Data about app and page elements
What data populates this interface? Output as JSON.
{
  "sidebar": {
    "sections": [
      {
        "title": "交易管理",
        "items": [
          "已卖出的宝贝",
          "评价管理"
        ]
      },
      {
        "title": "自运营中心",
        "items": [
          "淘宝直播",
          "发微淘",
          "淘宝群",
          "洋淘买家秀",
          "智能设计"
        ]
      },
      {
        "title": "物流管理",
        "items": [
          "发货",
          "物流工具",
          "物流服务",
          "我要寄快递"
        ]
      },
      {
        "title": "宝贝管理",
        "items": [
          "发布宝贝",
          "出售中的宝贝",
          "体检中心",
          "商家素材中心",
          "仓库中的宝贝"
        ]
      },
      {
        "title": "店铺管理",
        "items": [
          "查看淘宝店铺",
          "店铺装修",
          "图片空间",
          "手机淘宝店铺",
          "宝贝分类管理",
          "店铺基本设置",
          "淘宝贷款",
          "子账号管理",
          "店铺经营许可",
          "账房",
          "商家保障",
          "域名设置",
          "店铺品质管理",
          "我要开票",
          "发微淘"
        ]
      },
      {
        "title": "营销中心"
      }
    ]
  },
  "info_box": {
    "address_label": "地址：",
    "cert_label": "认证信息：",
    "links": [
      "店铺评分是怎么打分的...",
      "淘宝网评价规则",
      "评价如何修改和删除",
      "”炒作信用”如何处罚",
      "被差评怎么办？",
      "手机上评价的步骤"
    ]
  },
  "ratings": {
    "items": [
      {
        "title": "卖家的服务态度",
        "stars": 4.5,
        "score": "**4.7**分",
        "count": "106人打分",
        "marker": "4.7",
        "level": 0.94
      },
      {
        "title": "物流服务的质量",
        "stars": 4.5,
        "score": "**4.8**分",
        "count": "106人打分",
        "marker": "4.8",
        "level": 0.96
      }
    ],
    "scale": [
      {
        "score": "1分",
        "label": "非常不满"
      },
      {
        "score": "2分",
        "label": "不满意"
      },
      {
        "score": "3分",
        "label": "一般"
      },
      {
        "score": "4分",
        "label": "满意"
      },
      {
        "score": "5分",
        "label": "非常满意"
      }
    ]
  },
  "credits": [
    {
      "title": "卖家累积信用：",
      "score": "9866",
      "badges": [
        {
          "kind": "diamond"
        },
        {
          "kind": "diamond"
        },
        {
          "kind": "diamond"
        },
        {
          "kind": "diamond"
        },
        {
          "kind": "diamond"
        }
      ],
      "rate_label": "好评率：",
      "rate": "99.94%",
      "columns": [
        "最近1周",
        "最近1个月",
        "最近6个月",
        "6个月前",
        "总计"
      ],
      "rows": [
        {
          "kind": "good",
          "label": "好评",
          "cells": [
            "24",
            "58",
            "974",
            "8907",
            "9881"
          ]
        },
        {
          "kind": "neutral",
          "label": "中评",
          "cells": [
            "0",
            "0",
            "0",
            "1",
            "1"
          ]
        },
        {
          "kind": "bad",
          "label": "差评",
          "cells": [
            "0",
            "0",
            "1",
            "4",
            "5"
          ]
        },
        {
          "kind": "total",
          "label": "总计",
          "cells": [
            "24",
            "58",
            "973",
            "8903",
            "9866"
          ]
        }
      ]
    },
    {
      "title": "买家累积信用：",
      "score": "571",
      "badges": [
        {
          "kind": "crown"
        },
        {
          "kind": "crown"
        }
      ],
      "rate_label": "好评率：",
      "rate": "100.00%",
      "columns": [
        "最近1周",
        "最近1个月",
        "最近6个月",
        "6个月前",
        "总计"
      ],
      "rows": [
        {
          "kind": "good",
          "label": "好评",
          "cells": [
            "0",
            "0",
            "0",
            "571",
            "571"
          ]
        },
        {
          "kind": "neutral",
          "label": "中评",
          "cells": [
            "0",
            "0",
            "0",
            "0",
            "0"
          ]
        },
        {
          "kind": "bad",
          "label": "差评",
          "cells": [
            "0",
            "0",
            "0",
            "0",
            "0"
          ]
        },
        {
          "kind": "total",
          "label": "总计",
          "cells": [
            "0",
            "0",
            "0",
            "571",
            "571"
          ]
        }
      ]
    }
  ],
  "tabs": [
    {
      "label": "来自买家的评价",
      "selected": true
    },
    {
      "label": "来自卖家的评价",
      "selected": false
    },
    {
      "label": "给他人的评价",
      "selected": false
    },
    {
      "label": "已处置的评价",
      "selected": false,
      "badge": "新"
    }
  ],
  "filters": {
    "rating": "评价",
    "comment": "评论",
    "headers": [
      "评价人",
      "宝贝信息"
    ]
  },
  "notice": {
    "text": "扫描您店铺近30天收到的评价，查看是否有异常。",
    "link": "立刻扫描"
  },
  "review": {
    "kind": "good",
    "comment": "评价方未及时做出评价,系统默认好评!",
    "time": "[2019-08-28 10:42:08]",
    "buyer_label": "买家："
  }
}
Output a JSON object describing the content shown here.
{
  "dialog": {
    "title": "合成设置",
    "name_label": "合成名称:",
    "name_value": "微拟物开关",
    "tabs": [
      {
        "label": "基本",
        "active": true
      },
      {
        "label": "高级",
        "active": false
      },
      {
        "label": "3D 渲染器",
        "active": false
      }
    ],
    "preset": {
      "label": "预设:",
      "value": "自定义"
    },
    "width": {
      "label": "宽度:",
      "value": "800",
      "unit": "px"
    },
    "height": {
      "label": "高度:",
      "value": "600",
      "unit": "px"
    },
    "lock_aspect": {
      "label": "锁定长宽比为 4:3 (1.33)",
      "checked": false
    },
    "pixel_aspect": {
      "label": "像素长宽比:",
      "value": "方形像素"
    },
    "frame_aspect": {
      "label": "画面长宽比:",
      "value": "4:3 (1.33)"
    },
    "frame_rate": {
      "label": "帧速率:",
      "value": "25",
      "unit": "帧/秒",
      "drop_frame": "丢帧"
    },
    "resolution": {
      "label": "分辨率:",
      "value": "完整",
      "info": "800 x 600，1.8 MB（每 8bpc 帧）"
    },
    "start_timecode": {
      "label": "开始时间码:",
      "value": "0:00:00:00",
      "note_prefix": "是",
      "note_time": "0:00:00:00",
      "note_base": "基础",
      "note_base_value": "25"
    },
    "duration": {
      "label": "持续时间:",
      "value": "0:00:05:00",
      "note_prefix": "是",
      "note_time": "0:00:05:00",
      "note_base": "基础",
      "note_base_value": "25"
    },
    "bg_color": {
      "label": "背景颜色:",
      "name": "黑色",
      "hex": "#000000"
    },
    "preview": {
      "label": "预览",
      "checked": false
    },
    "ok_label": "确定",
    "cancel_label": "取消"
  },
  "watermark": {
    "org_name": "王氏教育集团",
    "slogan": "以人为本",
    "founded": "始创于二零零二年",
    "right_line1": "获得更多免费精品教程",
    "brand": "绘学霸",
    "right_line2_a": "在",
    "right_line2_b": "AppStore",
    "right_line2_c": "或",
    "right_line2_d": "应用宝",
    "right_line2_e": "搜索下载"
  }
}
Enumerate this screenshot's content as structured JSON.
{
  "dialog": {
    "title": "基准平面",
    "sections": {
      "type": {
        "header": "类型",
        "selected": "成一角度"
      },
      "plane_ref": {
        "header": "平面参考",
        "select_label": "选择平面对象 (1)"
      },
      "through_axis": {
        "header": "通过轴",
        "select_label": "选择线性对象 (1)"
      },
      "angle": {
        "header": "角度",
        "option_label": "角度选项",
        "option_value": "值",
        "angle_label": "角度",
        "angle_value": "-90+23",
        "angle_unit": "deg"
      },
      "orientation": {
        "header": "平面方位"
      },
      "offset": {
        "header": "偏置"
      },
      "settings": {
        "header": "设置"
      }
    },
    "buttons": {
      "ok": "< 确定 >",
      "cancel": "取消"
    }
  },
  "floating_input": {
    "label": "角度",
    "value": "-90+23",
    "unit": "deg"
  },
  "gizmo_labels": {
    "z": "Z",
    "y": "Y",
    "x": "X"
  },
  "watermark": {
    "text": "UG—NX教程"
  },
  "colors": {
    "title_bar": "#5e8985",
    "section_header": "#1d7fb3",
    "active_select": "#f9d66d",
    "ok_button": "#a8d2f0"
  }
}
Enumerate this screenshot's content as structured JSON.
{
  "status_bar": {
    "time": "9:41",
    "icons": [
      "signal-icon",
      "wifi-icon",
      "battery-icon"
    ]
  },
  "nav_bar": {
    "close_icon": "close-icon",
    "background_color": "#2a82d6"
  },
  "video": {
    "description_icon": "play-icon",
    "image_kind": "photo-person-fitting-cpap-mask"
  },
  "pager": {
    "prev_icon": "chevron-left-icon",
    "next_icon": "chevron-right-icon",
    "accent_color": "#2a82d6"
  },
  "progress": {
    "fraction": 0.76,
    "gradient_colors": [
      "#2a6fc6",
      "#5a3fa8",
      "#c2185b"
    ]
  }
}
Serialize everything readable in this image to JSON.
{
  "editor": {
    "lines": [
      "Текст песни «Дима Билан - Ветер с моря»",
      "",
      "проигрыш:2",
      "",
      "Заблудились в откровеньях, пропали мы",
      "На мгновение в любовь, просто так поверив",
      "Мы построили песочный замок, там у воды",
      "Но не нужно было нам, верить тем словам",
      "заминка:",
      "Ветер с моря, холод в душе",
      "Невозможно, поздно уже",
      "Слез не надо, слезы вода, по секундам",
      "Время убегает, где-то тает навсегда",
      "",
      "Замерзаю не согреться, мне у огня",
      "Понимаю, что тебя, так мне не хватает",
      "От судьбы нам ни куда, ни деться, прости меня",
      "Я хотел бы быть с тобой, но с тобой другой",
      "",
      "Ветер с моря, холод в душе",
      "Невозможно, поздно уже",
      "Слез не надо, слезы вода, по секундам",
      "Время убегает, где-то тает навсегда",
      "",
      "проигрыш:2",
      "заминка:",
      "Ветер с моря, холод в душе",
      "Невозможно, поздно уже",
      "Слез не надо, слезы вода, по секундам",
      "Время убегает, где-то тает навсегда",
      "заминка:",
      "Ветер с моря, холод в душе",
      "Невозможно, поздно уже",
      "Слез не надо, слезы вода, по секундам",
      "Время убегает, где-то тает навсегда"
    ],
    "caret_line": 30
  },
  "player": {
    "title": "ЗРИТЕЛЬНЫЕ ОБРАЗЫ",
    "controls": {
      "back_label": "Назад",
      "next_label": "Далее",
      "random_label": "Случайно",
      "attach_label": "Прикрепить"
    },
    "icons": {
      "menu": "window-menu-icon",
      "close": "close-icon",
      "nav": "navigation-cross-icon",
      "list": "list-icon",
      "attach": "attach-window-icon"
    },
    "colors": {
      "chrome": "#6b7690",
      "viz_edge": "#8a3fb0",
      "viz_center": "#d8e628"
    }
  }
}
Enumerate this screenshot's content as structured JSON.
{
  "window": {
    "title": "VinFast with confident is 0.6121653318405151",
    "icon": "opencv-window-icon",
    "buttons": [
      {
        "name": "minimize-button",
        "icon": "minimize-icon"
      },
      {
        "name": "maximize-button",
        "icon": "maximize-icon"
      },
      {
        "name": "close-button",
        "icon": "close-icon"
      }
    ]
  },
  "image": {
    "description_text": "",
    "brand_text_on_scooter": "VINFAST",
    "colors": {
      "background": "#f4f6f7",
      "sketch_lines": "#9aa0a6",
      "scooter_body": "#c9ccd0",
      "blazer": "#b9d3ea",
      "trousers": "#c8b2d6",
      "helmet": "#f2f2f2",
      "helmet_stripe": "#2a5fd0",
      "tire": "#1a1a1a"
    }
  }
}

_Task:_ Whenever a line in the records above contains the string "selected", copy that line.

_Response for this exercise:_
      "selected": true
      "selected": false
      "selected": false
      "selected": false,
        "selected": "成一角度"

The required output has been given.